*** Begin section ***

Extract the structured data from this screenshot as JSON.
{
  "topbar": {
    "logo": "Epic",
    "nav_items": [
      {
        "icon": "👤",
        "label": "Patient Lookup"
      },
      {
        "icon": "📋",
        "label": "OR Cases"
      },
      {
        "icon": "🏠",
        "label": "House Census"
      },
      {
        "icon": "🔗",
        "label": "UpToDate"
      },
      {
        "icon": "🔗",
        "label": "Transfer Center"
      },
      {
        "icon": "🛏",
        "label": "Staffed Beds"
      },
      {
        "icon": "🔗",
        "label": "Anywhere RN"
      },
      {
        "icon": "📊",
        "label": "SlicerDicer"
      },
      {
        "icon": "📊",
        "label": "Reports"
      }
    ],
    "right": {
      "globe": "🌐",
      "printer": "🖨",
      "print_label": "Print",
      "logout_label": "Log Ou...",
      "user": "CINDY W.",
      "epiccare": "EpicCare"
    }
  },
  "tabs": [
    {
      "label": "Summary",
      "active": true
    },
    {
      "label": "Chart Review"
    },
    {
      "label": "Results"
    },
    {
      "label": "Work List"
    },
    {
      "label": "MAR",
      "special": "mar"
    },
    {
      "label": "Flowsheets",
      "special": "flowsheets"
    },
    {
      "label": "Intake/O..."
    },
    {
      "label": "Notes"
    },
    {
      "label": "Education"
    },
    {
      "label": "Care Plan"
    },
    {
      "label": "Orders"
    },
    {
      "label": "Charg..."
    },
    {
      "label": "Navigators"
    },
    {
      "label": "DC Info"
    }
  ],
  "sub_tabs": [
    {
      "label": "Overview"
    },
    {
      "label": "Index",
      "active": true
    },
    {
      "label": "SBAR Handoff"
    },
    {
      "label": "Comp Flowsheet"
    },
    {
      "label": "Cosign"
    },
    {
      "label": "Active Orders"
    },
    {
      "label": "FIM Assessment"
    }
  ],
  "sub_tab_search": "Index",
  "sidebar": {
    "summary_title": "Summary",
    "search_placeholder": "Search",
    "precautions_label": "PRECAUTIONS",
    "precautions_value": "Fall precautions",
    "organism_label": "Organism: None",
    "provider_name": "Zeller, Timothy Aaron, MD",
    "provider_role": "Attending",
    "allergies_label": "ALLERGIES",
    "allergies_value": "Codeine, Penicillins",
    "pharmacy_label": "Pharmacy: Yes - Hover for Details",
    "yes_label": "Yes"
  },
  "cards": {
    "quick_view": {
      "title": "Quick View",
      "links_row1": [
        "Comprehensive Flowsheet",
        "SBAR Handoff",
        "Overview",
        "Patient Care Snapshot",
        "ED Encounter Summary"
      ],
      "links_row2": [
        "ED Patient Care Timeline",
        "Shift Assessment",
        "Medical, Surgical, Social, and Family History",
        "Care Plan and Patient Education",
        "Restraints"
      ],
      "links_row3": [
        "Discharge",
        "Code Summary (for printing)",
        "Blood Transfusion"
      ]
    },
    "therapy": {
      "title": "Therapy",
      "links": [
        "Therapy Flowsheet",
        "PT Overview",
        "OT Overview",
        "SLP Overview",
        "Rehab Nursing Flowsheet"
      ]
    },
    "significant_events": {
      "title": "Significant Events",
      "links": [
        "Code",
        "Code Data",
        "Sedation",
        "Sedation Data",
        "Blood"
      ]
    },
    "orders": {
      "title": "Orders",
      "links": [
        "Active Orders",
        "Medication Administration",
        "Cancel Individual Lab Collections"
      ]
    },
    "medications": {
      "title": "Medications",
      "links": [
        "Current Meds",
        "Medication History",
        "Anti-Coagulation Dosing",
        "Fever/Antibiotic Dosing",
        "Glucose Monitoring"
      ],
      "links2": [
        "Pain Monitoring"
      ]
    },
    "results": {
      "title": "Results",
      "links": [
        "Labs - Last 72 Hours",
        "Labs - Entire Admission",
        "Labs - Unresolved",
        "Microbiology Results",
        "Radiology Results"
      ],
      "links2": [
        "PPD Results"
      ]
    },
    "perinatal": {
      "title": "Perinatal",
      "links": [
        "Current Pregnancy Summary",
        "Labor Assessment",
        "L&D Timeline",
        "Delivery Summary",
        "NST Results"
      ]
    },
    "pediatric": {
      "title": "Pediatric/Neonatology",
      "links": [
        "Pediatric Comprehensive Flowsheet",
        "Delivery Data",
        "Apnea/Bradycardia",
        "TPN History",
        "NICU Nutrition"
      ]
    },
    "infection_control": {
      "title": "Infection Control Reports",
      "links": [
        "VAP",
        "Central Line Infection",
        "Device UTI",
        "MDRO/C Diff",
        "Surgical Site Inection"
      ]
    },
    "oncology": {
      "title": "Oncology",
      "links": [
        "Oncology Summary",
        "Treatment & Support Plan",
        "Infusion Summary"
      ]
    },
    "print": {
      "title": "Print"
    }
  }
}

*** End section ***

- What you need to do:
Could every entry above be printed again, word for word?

- Task answer:
Extract the structured data from this screenshot as JSON.
{
  "topbar": {
    "logo": "Epic",
    "nav_items": [
      {
        "icon": "👤",
        "label": "Patient Lookup"
      },
      {
        "icon": "📋",
        "label": "OR Cases"
      },
      {
        "icon": "🏠",
        "label": "House Census"
      },
      {
        "icon": "🔗",
        "label": "UpToDate"
      },
      {
        "icon": "🔗",
        "label": "Transfer Center"
      },
      {
        "icon": "🛏",
        "label": "Staffed Beds"
      },
      {
        "icon": "🔗",
        "label": "Anywhere RN"
      },
      {
        "icon": "📊",
        "label": "SlicerDicer"
      },
      {
        "icon": "📊",
        "label": "Reports"
      }
    ],
    "right": {
      "globe": "🌐",
      "printer": "🖨",
      "print_label": "Print",
      "logout_label": "Log Ou...",
      "user": "CINDY W.",
      "epiccare": "EpicCare"
    }
  },
  "tabs": [
    {
      "label": "Summary",
      "active": true
    },
    {
      "label": "Chart Review"
    },
    {
      "label": "Results"
    },
    {
      "label": "Work List"
    },
    {
      "label": "MAR",
      "special": "mar"
    },
    {
      "label": "Flowsheets",
      "special": "flowsheets"
    },
    {
      "label": "Intake/O..."
    },
    {
      "label": "Notes"
    },
    {
      "label": "Education"
    },
    {
      "label": "Care Plan"
    },
    {
      "label": "Orders"
    },
    {
      "label": "Charg..."
    },
    {
      "label": "Navigators"
    },
    {
      "label": "DC Info"
    }
  ],
  "sub_tabs": [
    {
      "label": "Overview"
    },
    {
      "label": "Index",
      "active": true
    },
    {
      "label": "SBAR Handoff"
    },
    {
      "label": "Comp Flowsheet"
    },
    {
      "label": "Cosign"
    },
    {
      "label": "Active Orders"
    },
    {
      "label": "FIM Assessment"
    }
  ],
  "sub_tab_search": "Index",
  "sidebar": {
    "summary_title": "Summary",
    "search_placeholder": "Search",
    "precautions_label": "PRECAUTIONS",
    "precautions_value": "Fall precautions",
    "organism_label": "Organism: None",
    "provider_name": "Zeller, Timothy Aaron, MD",
    "provider_role": "Attending",
    "allergies_label": "ALLERGIES",
    "allergies_value": "Codeine, Penicillins",
    "pharmacy_label": "Pharmacy: Yes - Hover for Details",
    "yes_label": "Yes"
  },
  "cards": {
    "quick_view": {
      "title": "Quick View",
      "links_row1": [
        "Comprehensive Flowsheet",
        "SBAR Handoff",
        "Overview",
        "Patient Care Snapshot",
        "ED Encounter Summary"
      ],
      "links_row2": [
        "ED Patient Care Timeline",
        "Shift Assessment",
        "Medical, Surgical, Social, and Family History",
        "Care Plan and Patient Education",
        "Restraints"
      ],
      "links_row3": [
        "Discharge",
        "Code Summary (for printing)",
        "Blood Transfusion"
      ]
    },
    "therapy": {
      "title": "Therapy",
      "links": [
        "Therapy Flowsheet",
        "PT Overview",
        "OT Overview",
        "SLP Overview",
        "Rehab Nursing Flowsheet"
      ]
    },
    "significant_events": {
      "title": "Significant Events",
      "links": [
        "Code",
        "Code Data",
        "Sedation",
        "Sedation Data",
        "Blood"
      ]
    },
    "orders": {
      "title": "Orders",
      "links": [
        "Active Orders",
        "Medication Administration",
        "Cancel Individual Lab Collections"
      ]
    },
    "medications": {
      "title": "Medications",
      "links": [
        "Current Meds",
        "Medication History",
        "Anti-Coagulation Dosing",
        "Fever/Antibiotic Dosing",
        "Glucose Monitoring"
      ],
      "links2": [
        "Pain Monitoring"
      ]
    },
    "results": {
      "title": "Results",
      "links": [
        "Labs - Last 72 Hours",
        "Labs - Entire Admission",
        "Labs - Unresolved",
        "Microbiology Results",
        "Radiology Results"
      ],
      "links2": [
        "PPD Results"
      ]
    },
    "perinatal": {
      "title": "Perinatal",
      "links": [
        "Current Pregnancy Summary",
        "Labor Assessment",
        "L&D Timeline",
        "Delivery Summary",
        "NST Results"
      ]
    },
    "pediatric": {
      "title": "Pediatric/Neonatology",
      "links": [
        "Pediatric Comprehensive Flowsheet",
        "Delivery Data",
        "Apnea/Bradycardia",
        "TPN History",
        "NICU Nutrition"
      ]
    },
    "infection_control": {
      "title": "Infection Control Reports",
      "links": [
        "VAP",
        "Central Line Infection",
        "Device UTI",
        "MDRO/C Diff",
        "Surgical Site Inection"
      ]
    },
    "oncology": {
      "title": "Oncology",
      "links": [
        "Oncology Summary",
        "Treatment & Support Plan",
        "Infusion Summary"
      ]
    },
    "print": {
      "title": "Print"
    }
  }
}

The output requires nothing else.